LONDON (Reuters) A U.S.-led consortium has entered the race to buy Volvo from Ford (F.N), the Financial Times reported, in a challenge to China's Geely Automotive (0175.HK), which confirmed its interest in the money-losing Swedish carmaker last month.
Citing people close to the sale, the FT said the Crown consortium has fully secured financing from U.S. private equity groups. But the consortium is also seeking additional backing from Swedish investors to signal its intent to keep Volvo in the country, according to the FT.
The Crown consortium is fronted by former Ford director and turnaround specialist Michael Dingman and former Ford and Chrysler executive Shamel Rushwin, the people told the FT.
The FT reported another informed person as saying the U.S. consortium had offered significantly less than Hong Kong-listed Geely, but that both plans involved similar plans for more than $3 billion of additional investment in Volvo.
The FT quoted a person close to the sale saying Geely had offered just less than $2 billion for Volvo. Other media reports have put the price tag at around $2.5 billion.
A Ford spokesman was not immediately available for comment.
A Saab spokeswoman declined to comment.
(Reporting by Jon Carter; Editing by Jan Paschal)
Time magazine named Pope Francis as its Person of the Year, crediting him with shifting the message of the Catholic Church. Slideshow
NEW YORK - Wall Street fell modestly on Wednesday as investors weighed the possibility of a wind-down of U.S. Federal Reserve stimulus in the wake of a provisional budget deal reached in Wahington.

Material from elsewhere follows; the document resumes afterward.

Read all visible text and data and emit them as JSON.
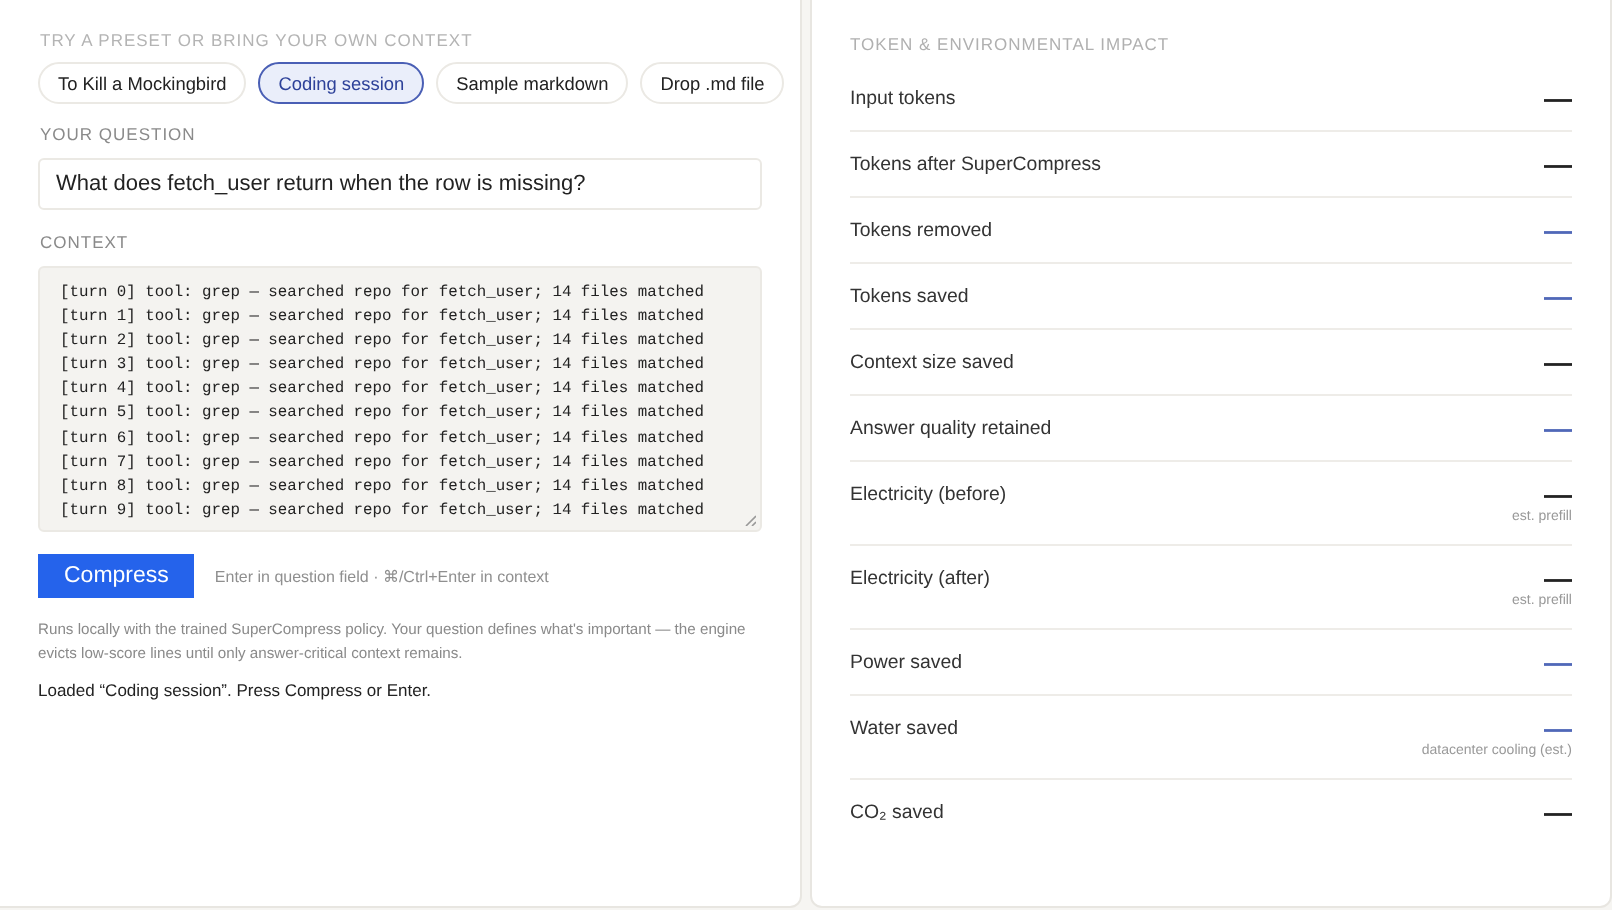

WASHINGTON - U.S. small business sentiment bounced back from a seven-month low in November, with owners setting their sights on creating more jobs and expanding operations.
BEIJING/HONG KONG - China reiterated its opposition on Thursday to a European Union plan to limit airline carbon dioxide emissions and called for talks to resolve the issue a day after its major airlines refused to pay any carbon costs under the new law.